It was interesting to watch Murdoch Senior and Junior appearing before the Parliamentary Committee in London today. The more both father and son tried to assert that they had no prior knowledge of the business practices, payments to lawyers, bribes to the police etc. – which makes sense in terms of litigation and other legal responsibilities – every shareholder must ask him-/herself about the corporate governance of Newscorp. If it is true that Chairman (Murdoch Sr.) and COO (Murdoch Jr.) had no knowledge of major operations what does this say about their fiduciary responsibilities to shareholders? Those investors who still trust the organisation will probably only do so because they know that informally the reality is maybe somewhat different.
Our somewhat reckless thesis here gets more fodder if we consider that the debate in the United States (which allegedly accounts for a third of Murdoch’s business) now focuses on whether News International (which owns Fox News or the The New York Post, among others) might be taken to court there because of the Foreign and Corrupt Practices Act. After all, one of the allegations in the UK consists of bribing Policemen to release private information to the NoW. No wonder, Murdoch Sr. now puts a serious face on cleaning up his organisation.
In a similar vein, it also cannot be overlooked how all the main global news organisations have zoomed in on this case. This is understandable for The Guardian or the BBC as domestic competitors, but also the New York Times, the Globe and Mail in Canada or pundits like Keith Olbermann now for weeks have the phone hacking scandal on top of their front pages or opening editorials. In a world of tough commercial competition in the news market it is only too understandable that the mishaps of Murdoch’s empire as a key competitor are a field day for those media players.
Will anything change? James Murdoch today announced in the hearing that his organisation is working on a new code of ethics. That much for solutions! – the sarcasm of this is certainly not lost on only the business ethics professor watching this. For us, the larger problem of Murdoch’s role in global politics is not that his organisations obviously resorted to shady practices in getting stories. It is still the fact that he personally wields enormous power over shaping public opinion. Blair, Cameron, or currently the ‘Tea Party’ movement in the US would be nowhere without his conglomerate backing them and providing a platform.

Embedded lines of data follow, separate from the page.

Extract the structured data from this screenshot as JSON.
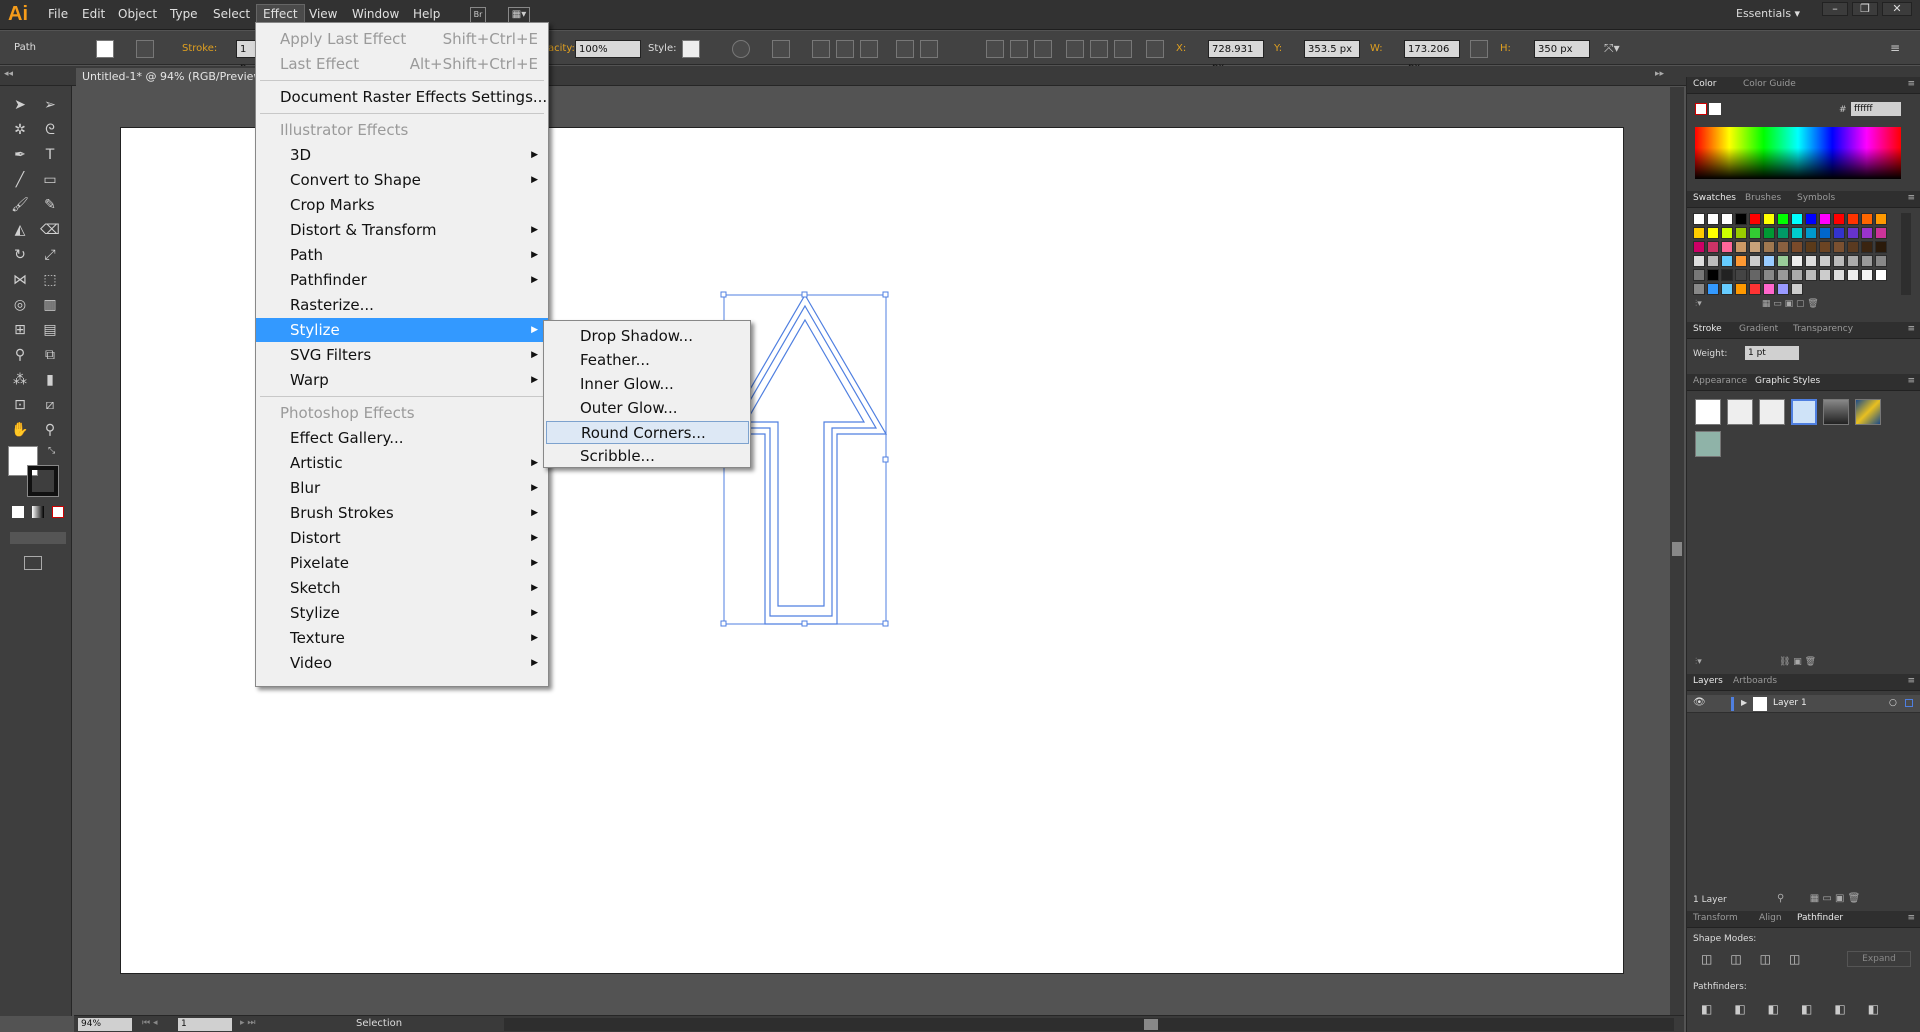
{
  "app": {
    "logo": "Ai",
    "workspace": "Essentials",
    "menu": [
      "File",
      "Edit",
      "Object",
      "Type",
      "Select",
      "Effect",
      "View",
      "Window",
      "Help"
    ],
    "bridge_label": "Br"
  },
  "control_bar": {
    "selection_type": "Path",
    "stroke_label": "Stroke:",
    "stroke_value": "1 p",
    "opacity_label": "acity:",
    "opacity_value": "100%",
    "style_label": "Style:",
    "x_label": "X:",
    "x_value": "728.931 px",
    "y_label": "Y:",
    "y_value": "353.5 px",
    "w_label": "W:",
    "w_value": "173.206 px",
    "h_label": "H:",
    "h_value": "350 px"
  },
  "document": {
    "tab_title": "Untitled-1* @ 94% (RGB/Preview)"
  },
  "status_bar": {
    "zoom": "94%",
    "page": "1",
    "tool": "Selection"
  },
  "effect_menu": {
    "items": [
      {
        "label": "Apply Last Effect",
        "shortcut": "Shift+Ctrl+E",
        "disabled": true
      },
      {
        "label": "Last Effect",
        "shortcut": "Alt+Shift+Ctrl+E",
        "disabled": true
      },
      {
        "label": "Document Raster Effects Settings..."
      },
      {
        "label": "Illustrator Effects",
        "header": true
      },
      {
        "label": "3D",
        "sub": true
      },
      {
        "label": "Convert to Shape",
        "sub": true
      },
      {
        "label": "Crop Marks"
      },
      {
        "label": "Distort & Transform",
        "sub": true
      },
      {
        "label": "Path",
        "sub": true
      },
      {
        "label": "Pathfinder",
        "sub": true
      },
      {
        "label": "Rasterize..."
      },
      {
        "label": "Stylize",
        "sub": true,
        "selected": true
      },
      {
        "label": "SVG Filters",
        "sub": true
      },
      {
        "label": "Warp",
        "sub": true
      },
      {
        "label": "Photoshop Effects",
        "header": true
      },
      {
        "label": "Effect Gallery..."
      },
      {
        "label": "Artistic",
        "sub": true
      },
      {
        "label": "Blur",
        "sub": true
      },
      {
        "label": "Brush Strokes",
        "sub": true
      },
      {
        "label": "Distort",
        "sub": true
      },
      {
        "label": "Pixelate",
        "sub": true
      },
      {
        "label": "Sketch",
        "sub": true
      },
      {
        "label": "Stylize",
        "sub": true
      },
      {
        "label": "Texture",
        "sub": true
      },
      {
        "label": "Video",
        "sub": true
      }
    ]
  },
  "stylize_submenu": {
    "items": [
      "Drop Shadow...",
      "Feather...",
      "Inner Glow...",
      "Outer Glow...",
      "Round Corners...",
      "Scribble..."
    ],
    "hovered_index": 4
  },
  "panels": {
    "color": {
      "tabs": [
        "Color",
        "Color Guide"
      ],
      "hex": "ffffff"
    },
    "swatches": {
      "tabs": [
        "Swatches",
        "Brushes",
        "Symbols"
      ]
    },
    "stroke": {
      "tabs": [
        "Stroke",
        "Gradient",
        "Transparency"
      ],
      "weight_label": "Weight:",
      "weight_value": "1 pt"
    },
    "appearance": {
      "tabs": [
        "Appearance",
        "Graphic Styles"
      ]
    },
    "layers": {
      "tabs": [
        "Layers",
        "Artboards"
      ],
      "layer_name": "Layer 1",
      "count": "1 Layer"
    },
    "pathfinder": {
      "tabs": [
        "Transform",
        "Align",
        "Pathfinder"
      ],
      "shape_modes": "Shape Modes:",
      "pathfinders": "Pathfinders:",
      "expand": "Expand"
    }
  },
  "colors": {
    "accent_menu": "#3399ff",
    "selection": "#4f7fe0",
    "logo": "#f59c1a"
  }
}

In this sense watching the Parliamentary Inquiry today was sad: as far as we can judge, the committee was staffed mostly by no-name backbenchers. No MP or politician of any stature (that is: with any strong future ambitions) would obviously dare to get into the way of Murdoch Sr. – who even in this ‘most humble hour’ of his career (as he put it today) could only barely disguise his contempt for them. Maybe those MPs should check on their cell phones or their kids’ health records or their tax returns – Rupert still has an army of ‘journalists’ out there who might return the favour one day in the future...

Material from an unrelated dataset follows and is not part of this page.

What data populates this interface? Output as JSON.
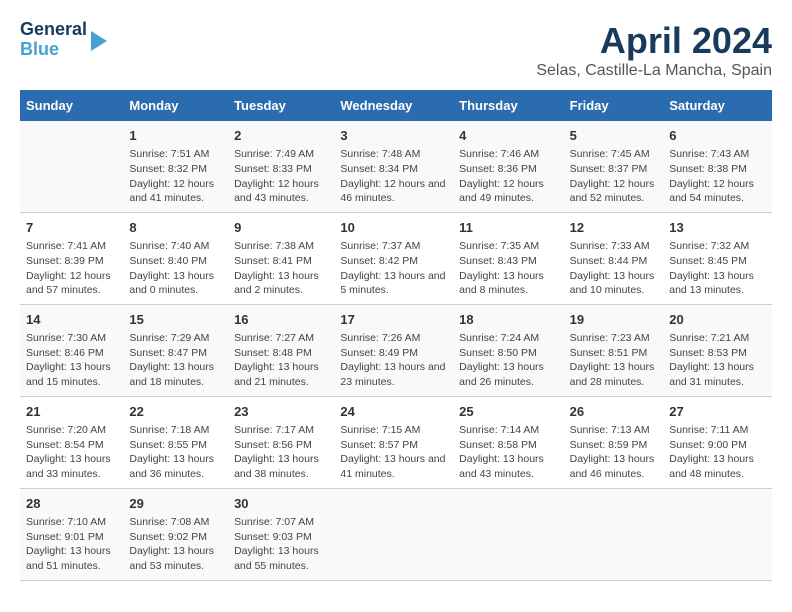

Picture by Surian Soosay. Reproduced under Creative Commons Licence.